(Items from an interface collection)
----------------

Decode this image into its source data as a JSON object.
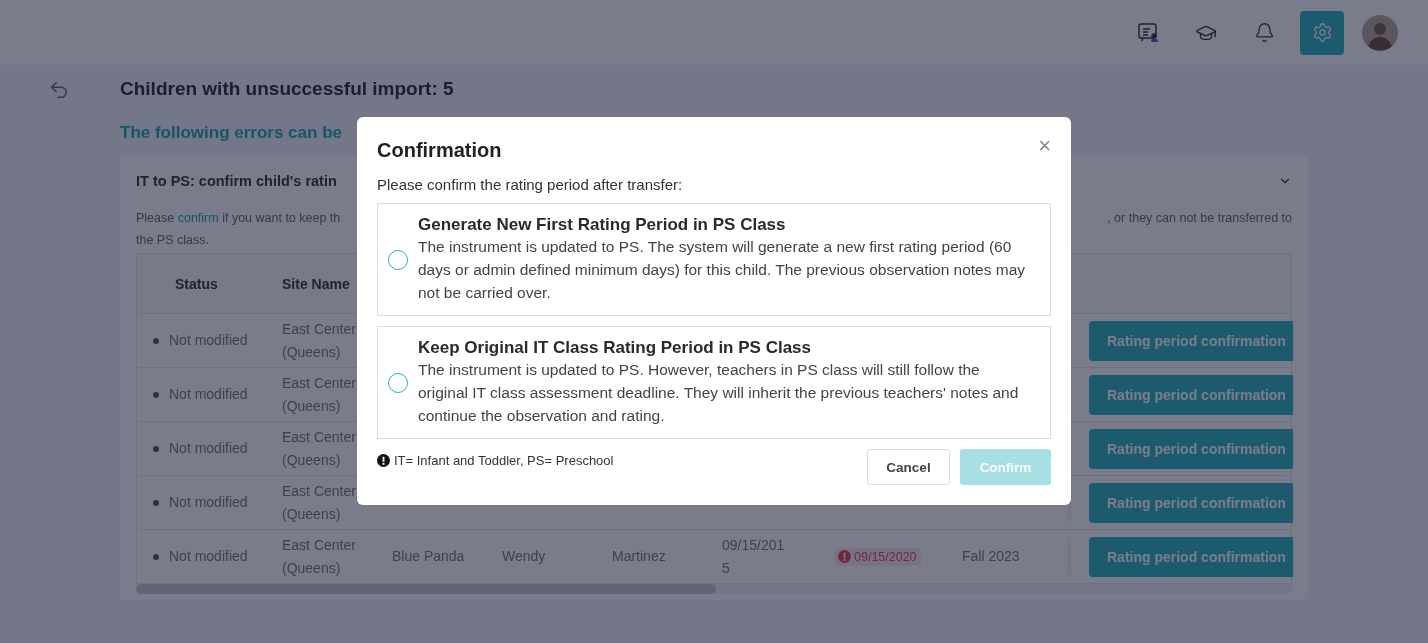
{
  "header": {
    "icons": [
      {
        "kind": "board"
      },
      {
        "kind": "cap"
      },
      {
        "kind": "bell"
      },
      {
        "kind": "settings",
        "selected": true
      }
    ]
  },
  "page": {
    "title": "Children with unsuccessful import: 5",
    "subtitle": "The following errors can be",
    "card": {
      "title": "IT to PS: confirm child's ratin",
      "expanded": true,
      "description_lead": "Please ",
      "description_link": "confirm",
      "description_start": " if you want to keep th",
      "description_end": ", or they can not be transferred to",
      "description_line2": "the PS class.",
      "table": {
        "columns": [
          "Status",
          "Site Name"
        ],
        "rows": [
          {
            "status": "Not modified",
            "site": "East Center (Queens)",
            "action": "Rating period confirmation"
          },
          {
            "status": "Not modified",
            "site": "East Center (Queens)",
            "action": "Rating period confirmation"
          },
          {
            "status": "Not modified",
            "site": "East Center (Queens)",
            "action": "Rating period confirmation"
          },
          {
            "status": "Not modified",
            "site": "East Center (Queens)",
            "action": "Rating period confirmation"
          },
          {
            "status": "Not modified",
            "site": "East Center (Queens)",
            "cells": [
              {
                "kind": "text",
                "text": "Blue Panda"
              },
              {
                "kind": "text",
                "text": "Wendy"
              },
              {
                "kind": "text",
                "text": "Martinez"
              },
              {
                "kind": "wrap",
                "text": "09/15/2015"
              },
              {
                "kind": "error",
                "text": "09/15/2020"
              },
              {
                "kind": "text",
                "text": "Fall 2023"
              }
            ],
            "action": "Rating period confirmation"
          }
        ]
      }
    }
  },
  "modal": {
    "title": "Confirmation",
    "close": "×",
    "prompt": "Please confirm the rating period after transfer:",
    "options": [
      {
        "title": "Generate New First Rating Period in PS Class",
        "text": "The instrument is updated to PS. The system will generate a new first rating period (60 days or admin defined minimum days) for this child. The previous observation notes may not be carried over.",
        "selected": false
      },
      {
        "title": "Keep Original IT Class Rating Period in PS Class",
        "text": "The instrument is updated to PS. However, teachers in PS class will still follow the original IT class assessment deadline. They will inherit the previous teachers' notes and continue the observation and rating.",
        "selected": false
      }
    ],
    "note": "IT= Infant and Toddler, PS= Preschool",
    "buttons": [
      {
        "label": "Cancel",
        "kind": "secondary",
        "disabled": false
      },
      {
        "label": "Confirm",
        "kind": "primary",
        "disabled": true
      }
    ]
  }
}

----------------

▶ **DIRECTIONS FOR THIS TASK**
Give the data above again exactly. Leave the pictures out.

▶ **ANSWER**
Decode this image into its source data as a JSON object.
{
  "header": {
    "icons": [
      {
        "kind": "board"
      },
      {
        "kind": "cap"
      },
      {
        "kind": "bell"
      },
      {
        "kind": "settings",
        "selected": true
      }
    ]
  },
  "page": {
    "title": "Children with unsuccessful import: 5",
    "subtitle": "The following errors can be",
    "card": {
      "title": "IT to PS: confirm child's ratin",
      "expanded": true,
      "description_lead": "Please ",
      "description_link": "confirm",
      "description_start": " if you want to keep th",
      "description_end": ", or they can not be transferred to",
      "description_line2": "the PS class.",
      "table": {
        "columns": [
          "Status",
          "Site Name"
        ],
        "rows": [
          {
            "status": "Not modified",
            "site": "East Center (Queens)",
            "action": "Rating period confirmation"
          },
          {
            "status": "Not modified",
            "site": "East Center (Queens)",
            "action": "Rating period confirmation"
          },
          {
            "status": "Not modified",
            "site": "East Center (Queens)",
            "action": "Rating period confirmation"
          },
          {
            "status": "Not modified",
            "site": "East Center (Queens)",
            "action": "Rating period confirmation"
          },
          {
            "status": "Not modified",
            "site": "East Center (Queens)",
            "cells": [
              {
                "kind": "text",
                "text": "Blue Panda"
              },
              {
                "kind": "text",
                "text": "Wendy"
              },
              {
                "kind": "text",
                "text": "Martinez"
              },
              {
                "kind": "wrap",
                "text": "09/15/2015"
              },
              {
                "kind": "error",
                "text": "09/15/2020"
              },
              {
                "kind": "text",
                "text": "Fall 2023"
              }
            ],
            "action": "Rating period confirmation"
          }
        ]
      }
    }
  },
  "modal": {
    "title": "Confirmation",
    "close": "×",
    "prompt": "Please confirm the rating period after transfer:",
    "options": [
      {
        "title": "Generate New First Rating Period in PS Class",
        "text": "The instrument is updated to PS. The system will generate a new first rating period (60 days or admin defined minimum days) for this child. The previous observation notes may not be carried over.",
        "selected": false
      },
      {
        "title": "Keep Original IT Class Rating Period in PS Class",
        "text": "The instrument is updated to PS. However, teachers in PS class will still follow the original IT class assessment deadline. They will inherit the previous teachers' notes and continue the observation and rating.",
        "selected": false
      }
    ],
    "note": "IT= Infant and Toddler, PS= Preschool",
    "buttons": [
      {
        "label": "Cancel",
        "kind": "secondary",
        "disabled": false
      },
      {
        "label": "Confirm",
        "kind": "primary",
        "disabled": true
      }
    ]
  }
}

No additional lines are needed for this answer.